Photos from his visit to Sintra. Can you identify where they were taken?
Sintra, Portugal, is both a place and a state of mind: open to the unexpected, delighting in the fantastic, and eager to explore the unknown. It is a unique blend of striking natural landscape, ancient stone monuments, elaborate gardens, magical forests, and stunning castles and palaces. Sintra has drawn people to it for more than 7,000 years.
- the name of a small town in western Portugal, just a little north and west of Lisbon;
- the large municipality that encompasses it; and
- the low granite massif (also known as the Mountain of the Moon) that rises abruptly out of the plain and stretches 16 km (10 mi) from the town of Sintra to the Atlantic.
From the best-known sites—The National Palace, Quinta da Regaleira, The Castle of the Moors, and The Palace of Pena—to lesser-known but equally powerful places like The Sanctuary of Our Lady of Peninha, The Chapel of Saint Eufémia, and The Monk´s Tomb and Fairy Forest, Sintra offers the visitor numerous opportunities to explore memorable places and experience magic.
Want to explore Sintra? Just click on the photos below.
Our first visit to Biester Palace
Alto da Vigia is the site of a monumental Roman sanctuary from the 2nd–3rd centuries CE.
The Archaeology Museum of San Miguel de Odrinhas (MASMO) explores the history of the region for over 2,000 years, beginning with the 1st century BCE.
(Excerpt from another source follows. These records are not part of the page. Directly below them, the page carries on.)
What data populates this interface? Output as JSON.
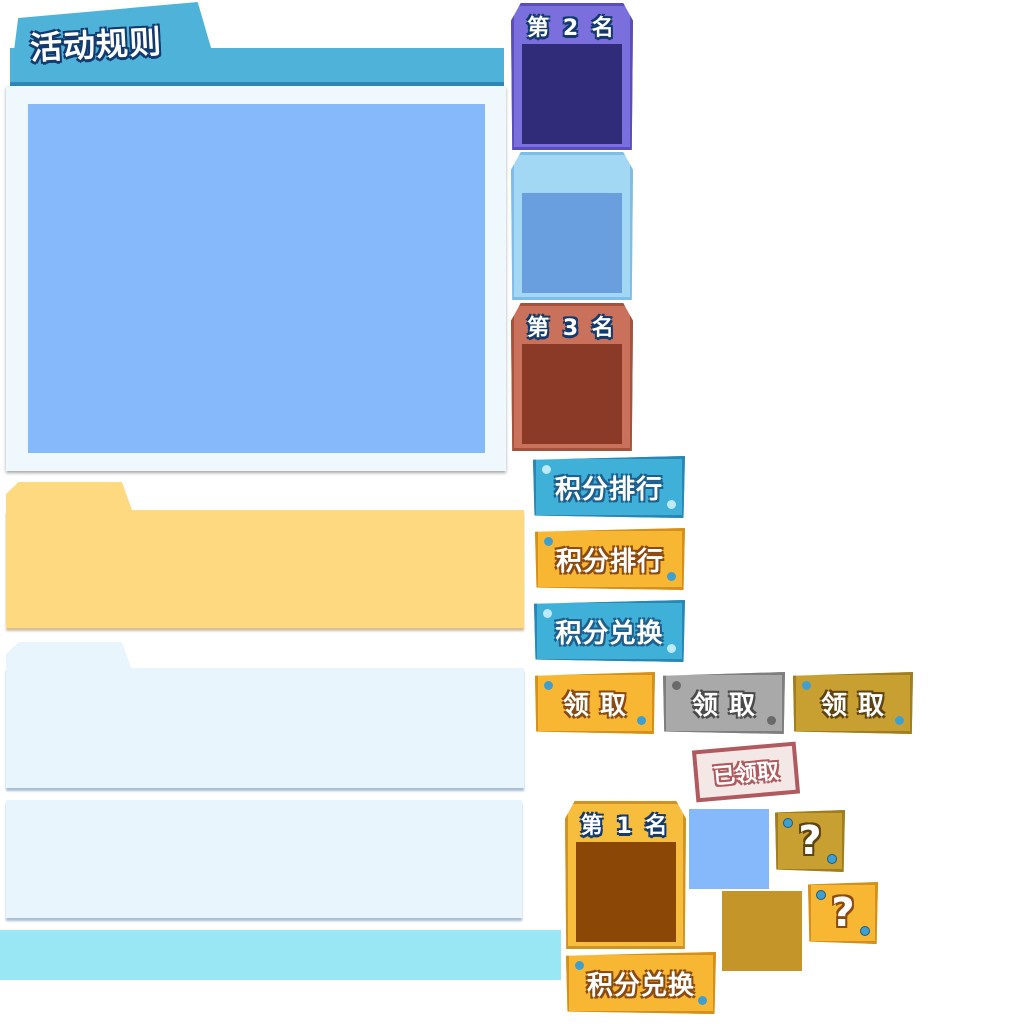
{
  "rules_panel": {
    "title": "活动规则"
  },
  "rank_cards": {
    "second": {
      "label": "第 2 名"
    },
    "third": {
      "label": "第 3 名"
    },
    "first": {
      "label": "第 1 名"
    }
  },
  "buttons": {
    "ranking_blue": "积分排行",
    "ranking_orange": "积分排行",
    "exchange_blue": "积分兑换",
    "claim_orange": "领 取",
    "claim_gray": "领 取",
    "claim_gold": "领 取",
    "claimed_stamp": "已领取",
    "exchange_orange": "积分兑换"
  },
  "mystery": {
    "symbol": "?"
  },
  "colors": {
    "panel_blue": "#86b9fc",
    "panel_header": "#4fb3d9",
    "folder_yellow": "#fed97f",
    "folder_light": "#e8f5fd",
    "bar_cyan": "#99e7f5",
    "rank2": "#7b6fde",
    "rank3": "#c9715a",
    "rank1": "#f7bd3c"
  }
}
Legends abound of mysterious tunnels honeycombing Sintra Mountain.
Originally discovered in 1878, the Tholos do Monge is an approximately 4,500-year-old megalithic structure.
Penedo is considered one of the most traditional villages—if not the most traditional—in Sintra.
On the hillside above São Pedro de Penaferrim is a chapel dedicated to Santa Eufémia
São Mamede de Janas has been sacred for a long time. Local legend asserts that there was a temple dedicated to Diana at the site.
Located the middle of Sintra-Cascais Natural Park, Peninha is the most western of the peaks on the Monte da Lua.
This wild and rugged promontory is the westernmost edge of the ancient eruptive Serra da Sintra.
The Capuchos Convent, also known as the Cork Convent or the Convent of the Holy Cross of the Sintra Hills, was built in 1560.
The massive stone walls of the Moorish Castle snake over the even more massive granite boulders that litter the sides of Sintra Mountain.
Monserrate Palace is a palatial villa, an eclectic and charming construction, designed with rotundas and towers, arabesque cut-outs and Moorish-influenced plaster work.
The oldest national palace in Portugal
Buried beneath the romantic exotica of Pena Palace lies a very different story-
The Regaleira Estate includes a palace and chapel, grottoes, tunnels, towers, a ziggurat, elaborate fountains, and an initiatic well.